[AVAILABLE DATA]
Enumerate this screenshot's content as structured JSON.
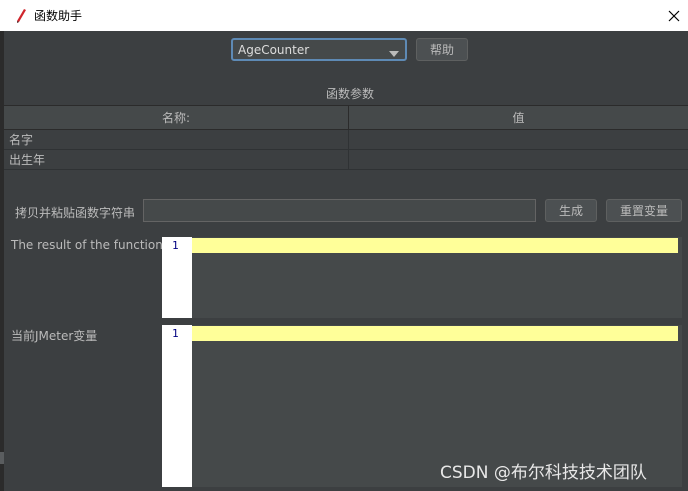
{
  "window": {
    "title": "函数助手"
  },
  "toolbar": {
    "function_selected": "AgeCounter",
    "help_label": "帮助"
  },
  "params": {
    "section_title": "函数参数",
    "headers": {
      "name": "名称:",
      "value": "值"
    },
    "rows": [
      {
        "name": "名字",
        "value": ""
      },
      {
        "name": "出生年",
        "value": ""
      }
    ]
  },
  "copy": {
    "label": "拷贝并粘贴函数字符串",
    "value": "",
    "generate_label": "生成",
    "reset_label": "重置变量"
  },
  "result": {
    "label": "The result of the function is",
    "line_number": "1"
  },
  "vars": {
    "label": "当前JMeter变量",
    "line_number": "1"
  },
  "watermark": "CSDN @布尔科技技术团队",
  "colors": {
    "accent": "#5e8ab5",
    "highlight": "#ffff99",
    "background": "#3c3f41"
  }
}
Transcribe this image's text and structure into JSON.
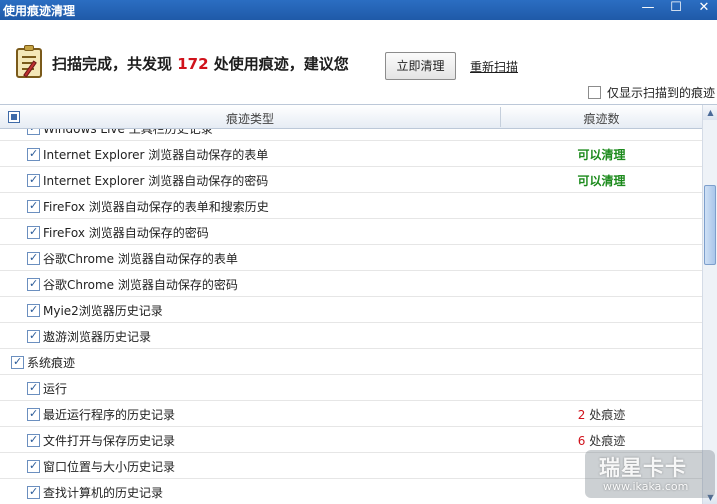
{
  "window": {
    "title": "使用痕迹清理",
    "min_label": "—",
    "max_label": "☐",
    "close_label": "✕"
  },
  "summary": {
    "prefix": "扫描完成，共发现 ",
    "count": "172",
    "suffix": " 处使用痕迹，建议您",
    "clean_button": "立即清理",
    "rescan_link": "重新扫描",
    "filter_label": "仅显示扫描到的痕迹"
  },
  "table": {
    "col_type": "痕迹类型",
    "col_count": "痕迹数",
    "rows": [
      {
        "label": "Windows Live 工具栏历史记录",
        "indent": 1,
        "status": "",
        "count": "",
        "unit": ""
      },
      {
        "label": "Internet Explorer 浏览器自动保存的表单",
        "indent": 1,
        "status": "可以清理",
        "count": "",
        "unit": ""
      },
      {
        "label": "Internet Explorer 浏览器自动保存的密码",
        "indent": 1,
        "status": "可以清理",
        "count": "",
        "unit": ""
      },
      {
        "label": "FireFox 浏览器自动保存的表单和搜索历史",
        "indent": 1,
        "status": "",
        "count": "",
        "unit": ""
      },
      {
        "label": "FireFox 浏览器自动保存的密码",
        "indent": 1,
        "status": "",
        "count": "",
        "unit": ""
      },
      {
        "label": "谷歌Chrome 浏览器自动保存的表单",
        "indent": 1,
        "status": "",
        "count": "",
        "unit": ""
      },
      {
        "label": "谷歌Chrome 浏览器自动保存的密码",
        "indent": 1,
        "status": "",
        "count": "",
        "unit": ""
      },
      {
        "label": "Myie2浏览器历史记录",
        "indent": 1,
        "status": "",
        "count": "",
        "unit": ""
      },
      {
        "label": "遨游浏览器历史记录",
        "indent": 1,
        "status": "",
        "count": "",
        "unit": ""
      },
      {
        "label": "系统痕迹",
        "indent": 0,
        "status": "",
        "count": "",
        "unit": ""
      },
      {
        "label": "运行",
        "indent": 1,
        "status": "",
        "count": "",
        "unit": ""
      },
      {
        "label": "最近运行程序的历史记录",
        "indent": 1,
        "status": "",
        "count": "2",
        "unit": "处痕迹"
      },
      {
        "label": "文件打开与保存历史记录",
        "indent": 1,
        "status": "",
        "count": "6",
        "unit": "处痕迹"
      },
      {
        "label": "窗口位置与大小历史记录",
        "indent": 1,
        "status": "",
        "count": "",
        "unit": ""
      },
      {
        "label": "查找计算机的历史记录",
        "indent": 1,
        "status": "",
        "count": "",
        "unit": ""
      }
    ]
  },
  "watermark": {
    "brand": "瑞星卡卡",
    "url": "www.ikaka.com"
  },
  "colors": {
    "titlebar": "#1f5aa8",
    "count_red": "#d0121b",
    "status_green": "#1b8a1b"
  }
}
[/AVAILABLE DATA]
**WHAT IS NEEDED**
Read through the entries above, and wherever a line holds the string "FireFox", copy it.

**ANSWER TO THE PROBLEM**
        "label": "FireFox 浏览器自动保存的表单和搜索历史",
        "label": "FireFox 浏览器自动保存的密码",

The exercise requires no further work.